[Element data from apps and pages]
=== Section Start ===

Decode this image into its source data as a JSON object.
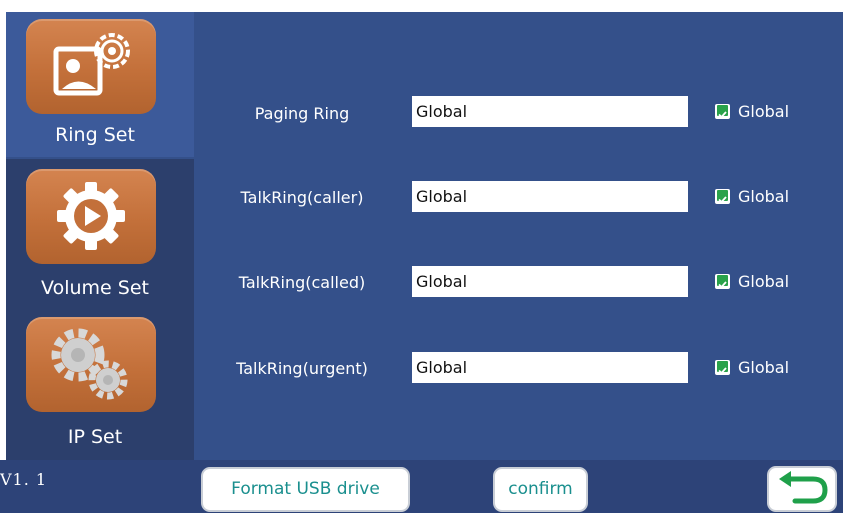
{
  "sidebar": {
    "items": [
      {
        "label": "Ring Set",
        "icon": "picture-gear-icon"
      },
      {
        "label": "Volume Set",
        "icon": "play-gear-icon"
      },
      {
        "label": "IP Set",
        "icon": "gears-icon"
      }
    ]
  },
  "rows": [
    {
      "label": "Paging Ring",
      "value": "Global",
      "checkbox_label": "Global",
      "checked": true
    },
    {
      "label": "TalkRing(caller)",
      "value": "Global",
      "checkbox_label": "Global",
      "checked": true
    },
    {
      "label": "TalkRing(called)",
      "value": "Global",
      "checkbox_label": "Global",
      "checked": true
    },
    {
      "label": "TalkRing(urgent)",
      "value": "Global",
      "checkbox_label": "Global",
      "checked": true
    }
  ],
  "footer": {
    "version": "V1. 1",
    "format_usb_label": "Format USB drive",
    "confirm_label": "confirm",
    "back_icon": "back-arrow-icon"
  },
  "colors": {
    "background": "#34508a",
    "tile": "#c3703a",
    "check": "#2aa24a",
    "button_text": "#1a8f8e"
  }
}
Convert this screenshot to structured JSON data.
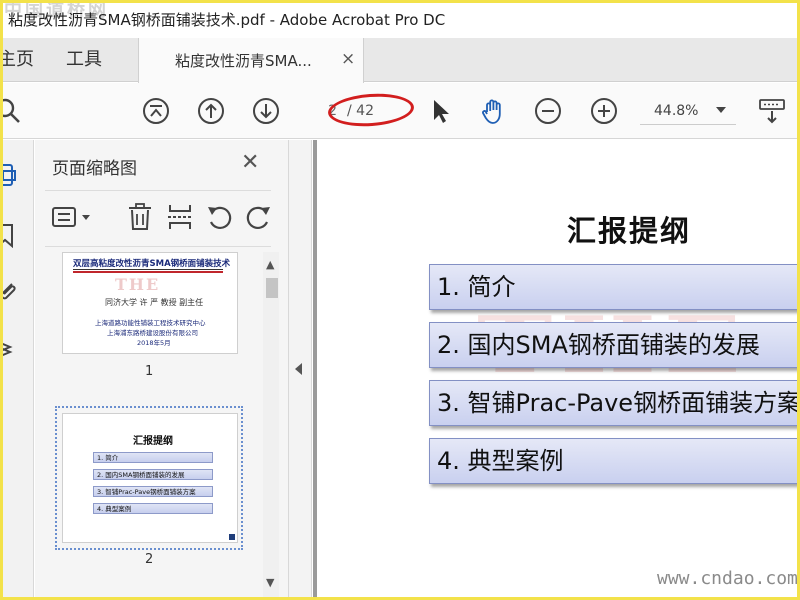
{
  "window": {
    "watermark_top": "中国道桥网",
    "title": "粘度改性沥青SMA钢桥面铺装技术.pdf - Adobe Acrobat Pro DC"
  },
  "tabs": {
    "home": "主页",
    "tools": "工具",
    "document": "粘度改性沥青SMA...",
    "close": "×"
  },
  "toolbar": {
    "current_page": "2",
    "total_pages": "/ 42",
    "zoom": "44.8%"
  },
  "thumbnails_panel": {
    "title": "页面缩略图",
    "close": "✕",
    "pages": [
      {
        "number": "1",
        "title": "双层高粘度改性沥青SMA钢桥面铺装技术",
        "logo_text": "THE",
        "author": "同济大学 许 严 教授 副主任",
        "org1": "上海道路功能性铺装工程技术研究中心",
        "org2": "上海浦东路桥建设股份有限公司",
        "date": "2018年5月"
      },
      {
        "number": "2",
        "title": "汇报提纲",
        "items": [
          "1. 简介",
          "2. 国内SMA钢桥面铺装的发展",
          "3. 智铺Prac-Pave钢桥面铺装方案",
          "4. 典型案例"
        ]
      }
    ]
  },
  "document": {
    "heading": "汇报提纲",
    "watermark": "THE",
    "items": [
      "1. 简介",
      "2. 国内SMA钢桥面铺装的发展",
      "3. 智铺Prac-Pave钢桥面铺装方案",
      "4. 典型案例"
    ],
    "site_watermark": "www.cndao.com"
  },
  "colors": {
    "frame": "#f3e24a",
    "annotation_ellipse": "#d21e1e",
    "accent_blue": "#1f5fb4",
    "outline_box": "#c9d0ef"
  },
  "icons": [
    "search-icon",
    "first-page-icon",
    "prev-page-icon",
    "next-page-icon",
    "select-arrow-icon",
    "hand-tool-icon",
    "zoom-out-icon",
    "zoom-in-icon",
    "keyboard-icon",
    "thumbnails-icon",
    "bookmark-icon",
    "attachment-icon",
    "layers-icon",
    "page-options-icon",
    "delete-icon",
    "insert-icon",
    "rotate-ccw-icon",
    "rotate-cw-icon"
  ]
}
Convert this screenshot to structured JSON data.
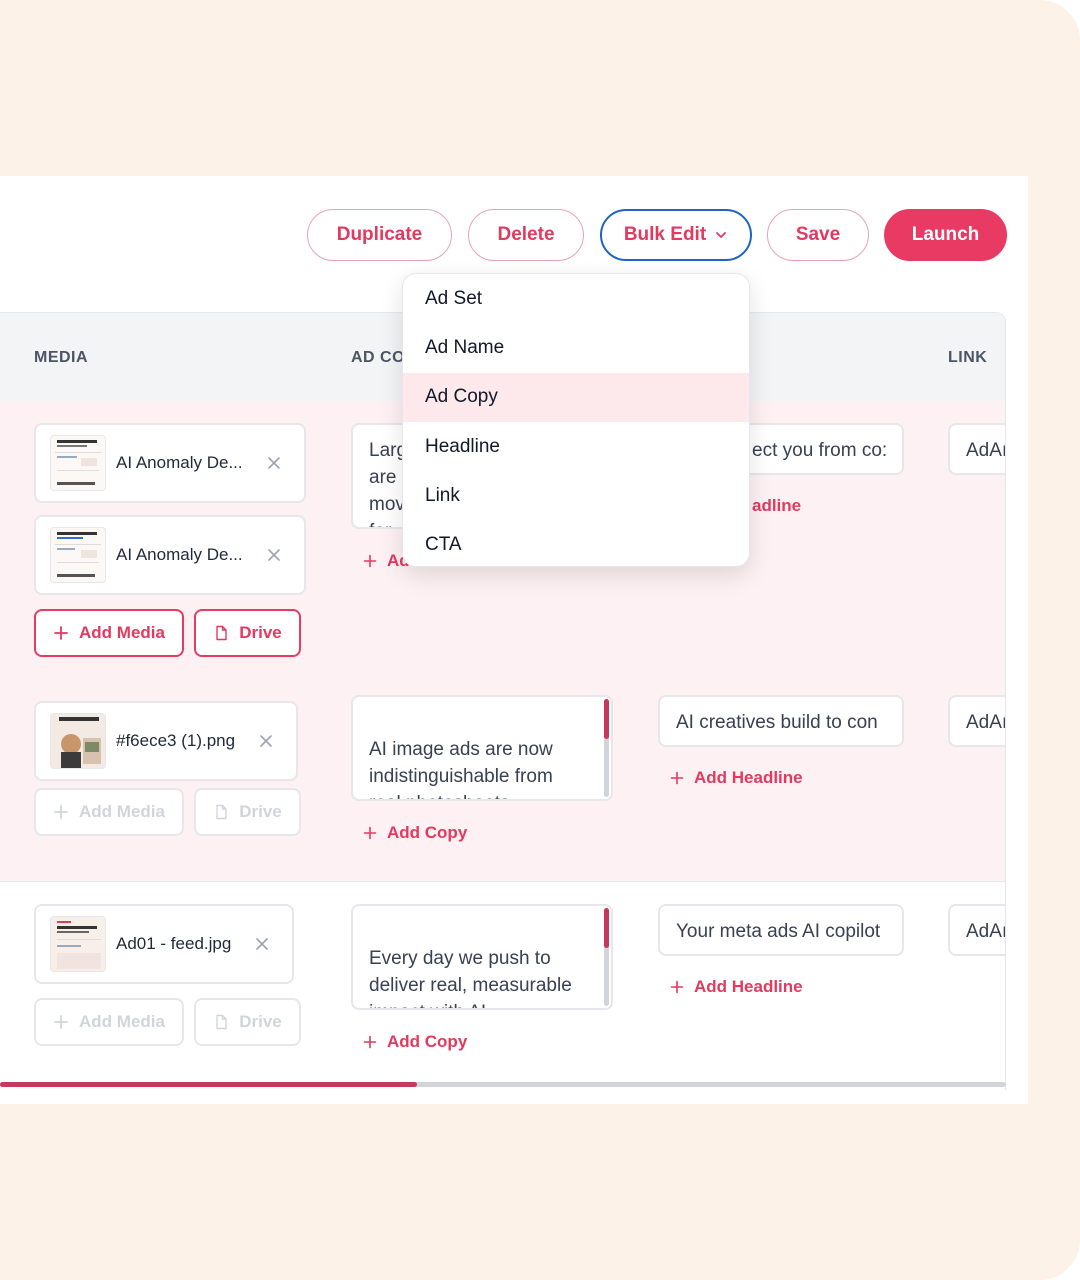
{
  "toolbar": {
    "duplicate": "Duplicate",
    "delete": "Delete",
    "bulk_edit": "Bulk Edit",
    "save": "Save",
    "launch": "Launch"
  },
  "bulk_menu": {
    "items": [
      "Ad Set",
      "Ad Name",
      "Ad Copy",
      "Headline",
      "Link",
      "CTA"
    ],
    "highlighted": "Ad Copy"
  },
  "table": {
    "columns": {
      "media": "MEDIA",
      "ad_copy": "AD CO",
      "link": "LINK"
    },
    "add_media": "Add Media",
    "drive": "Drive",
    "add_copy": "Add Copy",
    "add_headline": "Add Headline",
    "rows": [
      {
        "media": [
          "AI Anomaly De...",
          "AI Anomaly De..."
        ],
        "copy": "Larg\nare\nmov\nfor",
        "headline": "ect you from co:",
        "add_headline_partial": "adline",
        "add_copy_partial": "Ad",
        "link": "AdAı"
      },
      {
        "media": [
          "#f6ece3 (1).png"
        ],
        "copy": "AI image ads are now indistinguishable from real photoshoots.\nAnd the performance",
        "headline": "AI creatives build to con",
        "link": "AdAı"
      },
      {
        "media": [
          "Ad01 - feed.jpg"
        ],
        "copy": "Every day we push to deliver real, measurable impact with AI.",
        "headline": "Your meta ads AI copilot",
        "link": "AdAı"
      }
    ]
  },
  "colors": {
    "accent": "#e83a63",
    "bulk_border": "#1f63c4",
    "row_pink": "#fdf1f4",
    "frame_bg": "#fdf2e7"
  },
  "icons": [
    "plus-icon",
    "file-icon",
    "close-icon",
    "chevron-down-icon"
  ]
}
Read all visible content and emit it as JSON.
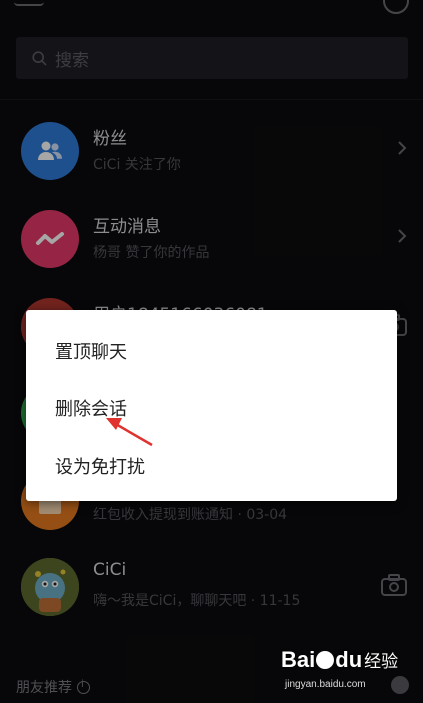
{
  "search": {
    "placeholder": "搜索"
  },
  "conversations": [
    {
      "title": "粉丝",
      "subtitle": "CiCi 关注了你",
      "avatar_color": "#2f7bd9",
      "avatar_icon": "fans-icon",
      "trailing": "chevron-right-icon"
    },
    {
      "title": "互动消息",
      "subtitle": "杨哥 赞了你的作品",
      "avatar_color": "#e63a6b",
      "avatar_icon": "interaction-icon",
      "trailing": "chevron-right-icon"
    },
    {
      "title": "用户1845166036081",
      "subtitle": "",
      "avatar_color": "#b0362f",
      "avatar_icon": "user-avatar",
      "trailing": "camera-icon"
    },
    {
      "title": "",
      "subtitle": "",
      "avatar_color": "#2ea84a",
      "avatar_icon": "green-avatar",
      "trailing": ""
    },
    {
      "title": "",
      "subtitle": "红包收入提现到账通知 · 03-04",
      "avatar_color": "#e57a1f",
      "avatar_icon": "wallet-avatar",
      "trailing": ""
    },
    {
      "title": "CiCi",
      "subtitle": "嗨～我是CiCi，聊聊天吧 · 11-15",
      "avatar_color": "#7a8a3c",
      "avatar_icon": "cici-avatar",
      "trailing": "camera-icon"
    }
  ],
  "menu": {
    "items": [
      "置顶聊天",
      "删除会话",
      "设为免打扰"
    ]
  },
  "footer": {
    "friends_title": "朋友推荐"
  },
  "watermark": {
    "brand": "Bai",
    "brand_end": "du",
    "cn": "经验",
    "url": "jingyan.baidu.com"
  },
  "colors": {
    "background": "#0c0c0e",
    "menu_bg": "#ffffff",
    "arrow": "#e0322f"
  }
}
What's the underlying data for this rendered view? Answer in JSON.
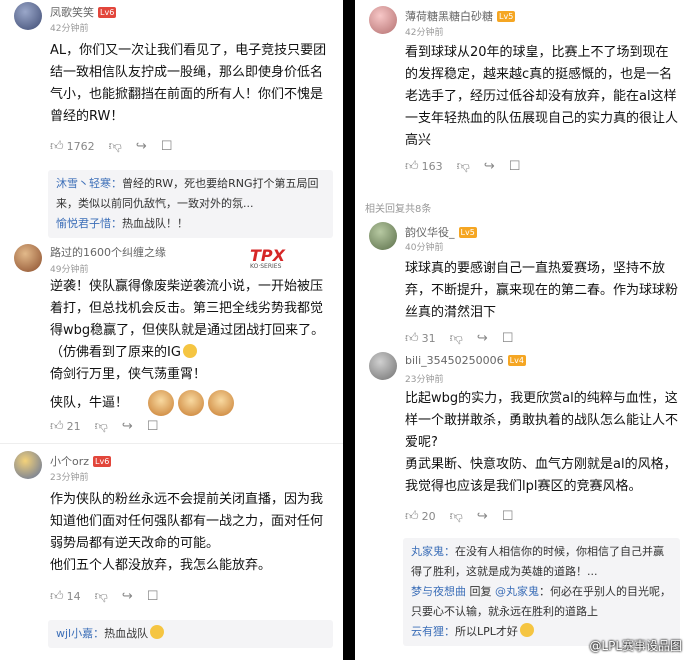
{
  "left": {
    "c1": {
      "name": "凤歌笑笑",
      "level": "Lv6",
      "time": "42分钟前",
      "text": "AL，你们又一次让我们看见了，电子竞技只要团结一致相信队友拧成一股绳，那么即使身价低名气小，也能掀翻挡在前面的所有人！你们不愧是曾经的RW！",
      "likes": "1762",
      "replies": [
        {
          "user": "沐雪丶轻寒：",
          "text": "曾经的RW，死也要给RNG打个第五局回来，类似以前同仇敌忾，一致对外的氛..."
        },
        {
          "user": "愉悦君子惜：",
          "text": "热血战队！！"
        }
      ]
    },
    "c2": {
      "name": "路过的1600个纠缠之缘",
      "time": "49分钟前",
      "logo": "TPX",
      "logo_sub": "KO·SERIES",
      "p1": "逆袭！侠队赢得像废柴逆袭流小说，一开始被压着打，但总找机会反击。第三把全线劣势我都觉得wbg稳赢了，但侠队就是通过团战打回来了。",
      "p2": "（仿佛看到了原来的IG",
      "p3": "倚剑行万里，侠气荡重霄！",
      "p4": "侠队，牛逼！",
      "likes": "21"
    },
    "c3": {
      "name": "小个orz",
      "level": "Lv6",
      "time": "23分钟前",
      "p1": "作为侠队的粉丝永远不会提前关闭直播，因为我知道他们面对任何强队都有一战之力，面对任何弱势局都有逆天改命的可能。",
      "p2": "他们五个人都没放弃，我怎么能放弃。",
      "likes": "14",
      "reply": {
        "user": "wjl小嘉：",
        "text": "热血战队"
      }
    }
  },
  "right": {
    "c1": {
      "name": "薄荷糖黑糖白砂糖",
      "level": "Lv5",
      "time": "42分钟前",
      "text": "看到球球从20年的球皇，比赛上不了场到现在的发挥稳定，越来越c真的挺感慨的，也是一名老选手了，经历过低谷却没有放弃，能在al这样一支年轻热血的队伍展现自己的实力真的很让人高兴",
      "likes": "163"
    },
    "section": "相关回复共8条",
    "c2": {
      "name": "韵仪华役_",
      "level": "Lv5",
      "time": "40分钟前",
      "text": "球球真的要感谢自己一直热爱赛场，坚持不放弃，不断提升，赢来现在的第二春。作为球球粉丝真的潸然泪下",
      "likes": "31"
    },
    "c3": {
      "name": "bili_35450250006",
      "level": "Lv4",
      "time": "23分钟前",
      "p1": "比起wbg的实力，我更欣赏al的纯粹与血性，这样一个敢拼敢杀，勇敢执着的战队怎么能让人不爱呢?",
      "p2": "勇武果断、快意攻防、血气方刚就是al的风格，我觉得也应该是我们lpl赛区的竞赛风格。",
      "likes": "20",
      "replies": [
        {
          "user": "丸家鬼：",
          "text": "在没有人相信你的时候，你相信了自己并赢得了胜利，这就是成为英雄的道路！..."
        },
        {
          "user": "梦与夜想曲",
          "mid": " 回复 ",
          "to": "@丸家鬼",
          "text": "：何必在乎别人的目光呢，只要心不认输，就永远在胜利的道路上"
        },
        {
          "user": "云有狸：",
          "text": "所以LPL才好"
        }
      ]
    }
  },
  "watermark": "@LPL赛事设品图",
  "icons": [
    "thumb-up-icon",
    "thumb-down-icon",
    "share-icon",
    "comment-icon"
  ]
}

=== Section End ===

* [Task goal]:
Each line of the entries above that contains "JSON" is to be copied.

* [Answer space]:
Decode this image into its source data as a JSON object.
Convert this screenshot to structured JSON data.
Convert this screenshot to structured JSON data.
Read all visible content and emit it as JSON.
What's the underlying data for this rendered view? Answer in JSON.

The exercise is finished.